Data entries:
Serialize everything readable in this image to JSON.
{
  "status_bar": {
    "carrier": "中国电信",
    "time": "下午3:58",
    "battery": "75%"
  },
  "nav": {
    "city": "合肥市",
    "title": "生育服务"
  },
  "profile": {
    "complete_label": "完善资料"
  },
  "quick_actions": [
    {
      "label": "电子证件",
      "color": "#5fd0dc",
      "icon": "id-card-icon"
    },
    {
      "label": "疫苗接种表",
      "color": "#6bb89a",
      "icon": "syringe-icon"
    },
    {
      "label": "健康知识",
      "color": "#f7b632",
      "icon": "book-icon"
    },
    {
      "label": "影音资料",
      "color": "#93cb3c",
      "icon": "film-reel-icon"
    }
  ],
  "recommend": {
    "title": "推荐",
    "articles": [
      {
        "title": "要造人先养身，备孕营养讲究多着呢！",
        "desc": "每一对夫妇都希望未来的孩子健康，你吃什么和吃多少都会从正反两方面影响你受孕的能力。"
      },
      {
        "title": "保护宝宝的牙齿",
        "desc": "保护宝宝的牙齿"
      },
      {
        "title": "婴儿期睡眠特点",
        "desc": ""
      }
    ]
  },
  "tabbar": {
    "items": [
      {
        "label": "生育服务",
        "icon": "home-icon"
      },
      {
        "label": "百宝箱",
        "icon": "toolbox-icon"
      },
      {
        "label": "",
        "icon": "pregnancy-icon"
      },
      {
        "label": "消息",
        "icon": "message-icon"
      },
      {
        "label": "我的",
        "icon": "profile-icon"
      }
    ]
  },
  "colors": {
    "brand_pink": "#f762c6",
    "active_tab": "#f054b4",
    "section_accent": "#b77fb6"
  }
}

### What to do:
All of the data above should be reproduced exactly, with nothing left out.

### Answer below:
Serialize everything readable in this image to JSON.
{
  "status_bar": {
    "carrier": "中国电信",
    "time": "下午3:58",
    "battery": "75%"
  },
  "nav": {
    "city": "合肥市",
    "title": "生育服务"
  },
  "profile": {
    "complete_label": "完善资料"
  },
  "quick_actions": [
    {
      "label": "电子证件",
      "color": "#5fd0dc",
      "icon": "id-card-icon"
    },
    {
      "label": "疫苗接种表",
      "color": "#6bb89a",
      "icon": "syringe-icon"
    },
    {
      "label": "健康知识",
      "color": "#f7b632",
      "icon": "book-icon"
    },
    {
      "label": "影音资料",
      "color": "#93cb3c",
      "icon": "film-reel-icon"
    }
  ],
  "recommend": {
    "title": "推荐",
    "articles": [
      {
        "title": "要造人先养身，备孕营养讲究多着呢！",
        "desc": "每一对夫妇都希望未来的孩子健康，你吃什么和吃多少都会从正反两方面影响你受孕的能力。"
      },
      {
        "title": "保护宝宝的牙齿",
        "desc": "保护宝宝的牙齿"
      },
      {
        "title": "婴儿期睡眠特点",
        "desc": ""
      }
    ]
  },
  "tabbar": {
    "items": [
      {
        "label": "生育服务",
        "icon": "home-icon"
      },
      {
        "label": "百宝箱",
        "icon": "toolbox-icon"
      },
      {
        "label": "",
        "icon": "pregnancy-icon"
      },
      {
        "label": "消息",
        "icon": "message-icon"
      },
      {
        "label": "我的",
        "icon": "profile-icon"
      }
    ]
  },
  "colors": {
    "brand_pink": "#f762c6",
    "active_tab": "#f054b4",
    "section_accent": "#b77fb6"
  }
}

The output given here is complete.